DATA START
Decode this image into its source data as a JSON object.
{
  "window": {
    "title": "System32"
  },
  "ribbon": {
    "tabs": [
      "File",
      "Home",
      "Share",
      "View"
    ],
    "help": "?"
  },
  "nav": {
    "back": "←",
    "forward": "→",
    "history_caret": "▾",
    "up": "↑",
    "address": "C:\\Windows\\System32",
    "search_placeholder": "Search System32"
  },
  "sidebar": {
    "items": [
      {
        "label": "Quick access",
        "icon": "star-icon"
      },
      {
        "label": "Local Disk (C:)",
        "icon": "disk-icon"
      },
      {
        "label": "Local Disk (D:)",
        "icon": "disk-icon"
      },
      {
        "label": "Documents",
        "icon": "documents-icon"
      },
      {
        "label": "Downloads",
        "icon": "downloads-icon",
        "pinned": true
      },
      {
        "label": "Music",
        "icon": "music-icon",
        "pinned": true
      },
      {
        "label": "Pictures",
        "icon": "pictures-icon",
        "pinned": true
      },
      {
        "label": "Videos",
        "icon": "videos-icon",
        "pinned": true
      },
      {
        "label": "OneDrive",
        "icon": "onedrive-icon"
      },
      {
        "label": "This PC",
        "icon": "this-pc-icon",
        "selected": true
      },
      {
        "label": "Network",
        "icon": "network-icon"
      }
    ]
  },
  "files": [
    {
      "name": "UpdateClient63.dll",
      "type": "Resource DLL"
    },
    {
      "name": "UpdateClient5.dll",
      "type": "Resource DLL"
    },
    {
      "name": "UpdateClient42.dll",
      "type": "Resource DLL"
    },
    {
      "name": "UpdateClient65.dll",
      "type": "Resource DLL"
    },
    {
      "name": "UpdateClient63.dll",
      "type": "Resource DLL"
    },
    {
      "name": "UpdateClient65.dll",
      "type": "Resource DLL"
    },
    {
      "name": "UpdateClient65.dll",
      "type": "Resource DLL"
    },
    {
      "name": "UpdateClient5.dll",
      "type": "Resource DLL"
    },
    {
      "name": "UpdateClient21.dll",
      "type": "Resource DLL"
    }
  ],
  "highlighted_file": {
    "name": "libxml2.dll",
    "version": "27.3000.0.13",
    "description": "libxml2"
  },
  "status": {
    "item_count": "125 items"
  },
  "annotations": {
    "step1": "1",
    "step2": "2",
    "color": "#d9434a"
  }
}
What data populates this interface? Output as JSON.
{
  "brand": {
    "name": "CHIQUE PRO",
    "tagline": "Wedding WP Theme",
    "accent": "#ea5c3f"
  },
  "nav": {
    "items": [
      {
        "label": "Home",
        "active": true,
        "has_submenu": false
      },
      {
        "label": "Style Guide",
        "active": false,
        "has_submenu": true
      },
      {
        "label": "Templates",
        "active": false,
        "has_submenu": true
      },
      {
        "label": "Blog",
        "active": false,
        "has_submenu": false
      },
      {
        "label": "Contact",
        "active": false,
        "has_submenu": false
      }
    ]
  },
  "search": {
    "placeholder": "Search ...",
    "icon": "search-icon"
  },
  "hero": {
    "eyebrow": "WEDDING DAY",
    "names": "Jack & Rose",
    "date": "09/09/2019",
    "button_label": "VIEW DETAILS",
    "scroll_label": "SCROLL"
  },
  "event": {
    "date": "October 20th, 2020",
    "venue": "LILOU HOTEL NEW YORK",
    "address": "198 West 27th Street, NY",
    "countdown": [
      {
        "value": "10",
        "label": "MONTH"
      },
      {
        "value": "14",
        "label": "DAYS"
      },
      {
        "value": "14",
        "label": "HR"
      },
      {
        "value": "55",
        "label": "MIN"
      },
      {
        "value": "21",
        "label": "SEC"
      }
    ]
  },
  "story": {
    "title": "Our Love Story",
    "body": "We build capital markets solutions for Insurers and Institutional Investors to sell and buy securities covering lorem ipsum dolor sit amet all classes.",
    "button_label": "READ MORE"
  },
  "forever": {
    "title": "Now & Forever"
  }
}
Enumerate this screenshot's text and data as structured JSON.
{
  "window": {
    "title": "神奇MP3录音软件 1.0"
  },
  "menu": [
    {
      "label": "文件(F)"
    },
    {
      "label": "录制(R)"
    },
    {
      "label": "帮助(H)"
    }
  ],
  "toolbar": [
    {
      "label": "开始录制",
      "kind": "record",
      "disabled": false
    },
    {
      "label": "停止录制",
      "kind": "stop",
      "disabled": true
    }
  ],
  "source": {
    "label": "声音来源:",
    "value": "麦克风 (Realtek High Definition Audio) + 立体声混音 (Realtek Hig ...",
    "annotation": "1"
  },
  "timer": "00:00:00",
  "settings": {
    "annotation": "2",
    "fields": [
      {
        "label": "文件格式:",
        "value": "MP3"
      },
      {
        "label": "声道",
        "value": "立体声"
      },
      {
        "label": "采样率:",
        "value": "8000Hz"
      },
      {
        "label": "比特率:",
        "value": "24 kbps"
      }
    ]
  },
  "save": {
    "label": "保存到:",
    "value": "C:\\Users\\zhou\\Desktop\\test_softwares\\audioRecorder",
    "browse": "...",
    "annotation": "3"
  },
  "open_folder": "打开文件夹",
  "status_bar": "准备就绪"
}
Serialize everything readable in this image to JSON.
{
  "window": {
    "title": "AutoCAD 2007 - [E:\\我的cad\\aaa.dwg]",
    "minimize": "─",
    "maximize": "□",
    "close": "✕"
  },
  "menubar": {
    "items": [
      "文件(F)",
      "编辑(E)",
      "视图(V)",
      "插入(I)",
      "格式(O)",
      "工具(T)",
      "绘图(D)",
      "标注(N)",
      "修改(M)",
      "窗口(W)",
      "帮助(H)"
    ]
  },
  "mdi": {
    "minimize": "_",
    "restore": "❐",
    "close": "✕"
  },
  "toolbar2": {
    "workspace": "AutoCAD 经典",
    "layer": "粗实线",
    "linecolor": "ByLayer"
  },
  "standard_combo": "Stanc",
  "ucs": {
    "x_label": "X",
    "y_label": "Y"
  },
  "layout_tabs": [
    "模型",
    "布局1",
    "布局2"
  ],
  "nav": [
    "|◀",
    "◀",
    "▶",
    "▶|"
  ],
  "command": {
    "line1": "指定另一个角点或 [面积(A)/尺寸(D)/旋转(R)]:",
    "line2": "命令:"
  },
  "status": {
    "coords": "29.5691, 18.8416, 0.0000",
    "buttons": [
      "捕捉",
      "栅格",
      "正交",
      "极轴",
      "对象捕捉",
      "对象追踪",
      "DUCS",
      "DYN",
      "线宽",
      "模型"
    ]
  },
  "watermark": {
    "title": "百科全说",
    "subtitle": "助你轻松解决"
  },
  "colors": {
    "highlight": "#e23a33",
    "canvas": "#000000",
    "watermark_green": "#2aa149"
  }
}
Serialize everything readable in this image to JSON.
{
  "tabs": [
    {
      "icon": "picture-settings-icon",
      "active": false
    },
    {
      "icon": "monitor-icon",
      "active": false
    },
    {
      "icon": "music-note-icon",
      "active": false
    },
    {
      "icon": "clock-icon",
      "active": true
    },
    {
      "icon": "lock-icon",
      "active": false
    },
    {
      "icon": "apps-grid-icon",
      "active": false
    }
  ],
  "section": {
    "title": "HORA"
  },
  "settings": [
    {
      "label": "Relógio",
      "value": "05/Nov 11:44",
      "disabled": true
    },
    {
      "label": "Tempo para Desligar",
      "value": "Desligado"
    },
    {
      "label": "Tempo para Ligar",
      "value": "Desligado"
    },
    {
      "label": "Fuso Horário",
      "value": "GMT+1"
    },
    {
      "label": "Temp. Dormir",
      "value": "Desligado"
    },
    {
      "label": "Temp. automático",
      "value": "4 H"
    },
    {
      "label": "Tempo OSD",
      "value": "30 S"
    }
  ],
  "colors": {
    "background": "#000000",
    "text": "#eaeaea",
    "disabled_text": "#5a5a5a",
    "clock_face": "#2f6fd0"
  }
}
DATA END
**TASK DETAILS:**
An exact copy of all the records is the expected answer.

**TASK SOLUTION:**
Decode this image into its source data as a JSON object.
{
  "window": {
    "title": "System32"
  },
  "ribbon": {
    "tabs": [
      "File",
      "Home",
      "Share",
      "View"
    ],
    "help": "?"
  },
  "nav": {
    "back": "←",
    "forward": "→",
    "history_caret": "▾",
    "up": "↑",
    "address": "C:\\Windows\\System32",
    "search_placeholder": "Search System32"
  },
  "sidebar": {
    "items": [
      {
        "label": "Quick access",
        "icon": "star-icon"
      },
      {
        "label": "Local Disk (C:)",
        "icon": "disk-icon"
      },
      {
        "label": "Local Disk (D:)",
        "icon": "disk-icon"
      },
      {
        "label": "Documents",
        "icon": "documents-icon"
      },
      {
        "label": "Downloads",
        "icon": "downloads-icon",
        "pinned": true
      },
      {
        "label": "Music",
        "icon": "music-icon",
        "pinned": true
      },
      {
        "label": "Pictures",
        "icon": "pictures-icon",
        "pinned": true
      },
      {
        "label": "Videos",
        "icon": "videos-icon",
        "pinned": true
      },
      {
        "label": "OneDrive",
        "icon": "onedrive-icon"
      },
      {
        "label": "This PC",
        "icon": "this-pc-icon",
        "selected": true
      },
      {
        "label": "Network",
        "icon": "network-icon"
      }
    ]
  },
  "files": [
    {
      "name": "UpdateClient63.dll",
      "type": "Resource DLL"
    },
    {
      "name": "UpdateClient5.dll",
      "type": "Resource DLL"
    },
    {
      "name": "UpdateClient42.dll",
      "type": "Resource DLL"
    },
    {
      "name": "UpdateClient65.dll",
      "type": "Resource DLL"
    },
    {
      "name": "UpdateClient63.dll",
      "type": "Resource DLL"
    },
    {
      "name": "UpdateClient65.dll",
      "type": "Resource DLL"
    },
    {
      "name": "UpdateClient65.dll",
      "type": "Resource DLL"
    },
    {
      "name": "UpdateClient5.dll",
      "type": "Resource DLL"
    },
    {
      "name": "UpdateClient21.dll",
      "type": "Resource DLL"
    }
  ],
  "highlighted_file": {
    "name": "libxml2.dll",
    "version": "27.3000.0.13",
    "description": "libxml2"
  },
  "status": {
    "item_count": "125 items"
  },
  "annotations": {
    "step1": "1",
    "step2": "2",
    "color": "#d9434a"
  }
}
What data populates this interface? Output as JSON.
{
  "brand": {
    "name": "CHIQUE PRO",
    "tagline": "Wedding WP Theme",
    "accent": "#ea5c3f"
  },
  "nav": {
    "items": [
      {
        "label": "Home",
        "active": true,
        "has_submenu": false
      },
      {
        "label": "Style Guide",
        "active": false,
        "has_submenu": true
      },
      {
        "label": "Templates",
        "active": false,
        "has_submenu": true
      },
      {
        "label": "Blog",
        "active": false,
        "has_submenu": false
      },
      {
        "label": "Contact",
        "active": false,
        "has_submenu": false
      }
    ]
  },
  "search": {
    "placeholder": "Search ...",
    "icon": "search-icon"
  },
  "hero": {
    "eyebrow": "WEDDING DAY",
    "names": "Jack & Rose",
    "date": "09/09/2019",
    "button_label": "VIEW DETAILS",
    "scroll_label": "SCROLL"
  },
  "event": {
    "date": "October 20th, 2020",
    "venue": "LILOU HOTEL NEW YORK",
    "address": "198 West 27th Street, NY",
    "countdown": [
      {
        "value": "10",
        "label": "MONTH"
      },
      {
        "value": "14",
        "label": "DAYS"
      },
      {
        "value": "14",
        "label": "HR"
      },
      {
        "value": "55",
        "label": "MIN"
      },
      {
        "value": "21",
        "label": "SEC"
      }
    ]
  },
  "story": {
    "title": "Our Love Story",
    "body": "We build capital markets solutions for Insurers and Institutional Investors to sell and buy securities covering lorem ipsum dolor sit amet all classes.",
    "button_label": "READ MORE"
  },
  "forever": {
    "title": "Now & Forever"
  }
}
Enumerate this screenshot's text and data as structured JSON.
{
  "window": {
    "title": "神奇MP3录音软件 1.0"
  },
  "menu": [
    {
      "label": "文件(F)"
    },
    {
      "label": "录制(R)"
    },
    {
      "label": "帮助(H)"
    }
  ],
  "toolbar": [
    {
      "label": "开始录制",
      "kind": "record",
      "disabled": false
    },
    {
      "label": "停止录制",
      "kind": "stop",
      "disabled": true
    }
  ],
  "source": {
    "label": "声音来源:",
    "value": "麦克风 (Realtek High Definition Audio) + 立体声混音 (Realtek Hig ...",
    "annotation": "1"
  },
  "timer": "00:00:00",
  "settings": {
    "annotation": "2",
    "fields": [
      {
        "label": "文件格式:",
        "value": "MP3"
      },
      {
        "label": "声道",
        "value": "立体声"
      },
      {
        "label": "采样率:",
        "value": "8000Hz"
      },
      {
        "label": "比特率:",
        "value": "24 kbps"
      }
    ]
  },
  "save": {
    "label": "保存到:",
    "value": "C:\\Users\\zhou\\Desktop\\test_softwares\\audioRecorder",
    "browse": "...",
    "annotation": "3"
  },
  "open_folder": "打开文件夹",
  "status_bar": "准备就绪"
}
Serialize everything readable in this image to JSON.
{
  "window": {
    "title": "AutoCAD 2007 - [E:\\我的cad\\aaa.dwg]",
    "minimize": "─",
    "maximize": "□",
    "close": "✕"
  },
  "menubar": {
    "items": [
      "文件(F)",
      "编辑(E)",
      "视图(V)",
      "插入(I)",
      "格式(O)",
      "工具(T)",
      "绘图(D)",
      "标注(N)",
      "修改(M)",
      "窗口(W)",
      "帮助(H)"
    ]
  },
  "mdi": {
    "minimize": "_",
    "restore": "❐",
    "close": "✕"
  },
  "toolbar2": {
    "workspace": "AutoCAD 经典",
    "layer": "粗实线",
    "linecolor": "ByLayer"
  },
  "standard_combo": "Stanc",
  "ucs": {
    "x_label": "X",
    "y_label": "Y"
  },
  "layout_tabs": [
    "模型",
    "布局1",
    "布局2"
  ],
  "nav": [
    "|◀",
    "◀",
    "▶",
    "▶|"
  ],
  "command": {
    "line1": "指定另一个角点或 [面积(A)/尺寸(D)/旋转(R)]:",
    "line2": "命令:"
  },
  "status": {
    "coords": "29.5691, 18.8416, 0.0000",
    "buttons": [
      "捕捉",
      "栅格",
      "正交",
      "极轴",
      "对象捕捉",
      "对象追踪",
      "DUCS",
      "DYN",
      "线宽",
      "模型"
    ]
  },
  "watermark": {
    "title": "百科全说",
    "subtitle": "助你轻松解决"
  },
  "colors": {
    "highlight": "#e23a33",
    "canvas": "#000000",
    "watermark_green": "#2aa149"
  }
}
Serialize everything readable in this image to JSON.
{
  "tabs": [
    {
      "icon": "picture-settings-icon",
      "active": false
    },
    {
      "icon": "monitor-icon",
      "active": false
    },
    {
      "icon": "music-note-icon",
      "active": false
    },
    {
      "icon": "clock-icon",
      "active": true
    },
    {
      "icon": "lock-icon",
      "active": false
    },
    {
      "icon": "apps-grid-icon",
      "active": false
    }
  ],
  "section": {
    "title": "HORA"
  },
  "settings": [
    {
      "label": "Relógio",
      "value": "05/Nov 11:44",
      "disabled": true
    },
    {
      "label": "Tempo para Desligar",
      "value": "Desligado"
    },
    {
      "label": "Tempo para Ligar",
      "value": "Desligado"
    },
    {
      "label": "Fuso Horário",
      "value": "GMT+1"
    },
    {
      "label": "Temp. Dormir",
      "value": "Desligado"
    },
    {
      "label": "Temp. automático",
      "value": "4 H"
    },
    {
      "label": "Tempo OSD",
      "value": "30 S"
    }
  ],
  "colors": {
    "background": "#000000",
    "text": "#eaeaea",
    "disabled_text": "#5a5a5a",
    "clock_face": "#2f6fd0"
  }
}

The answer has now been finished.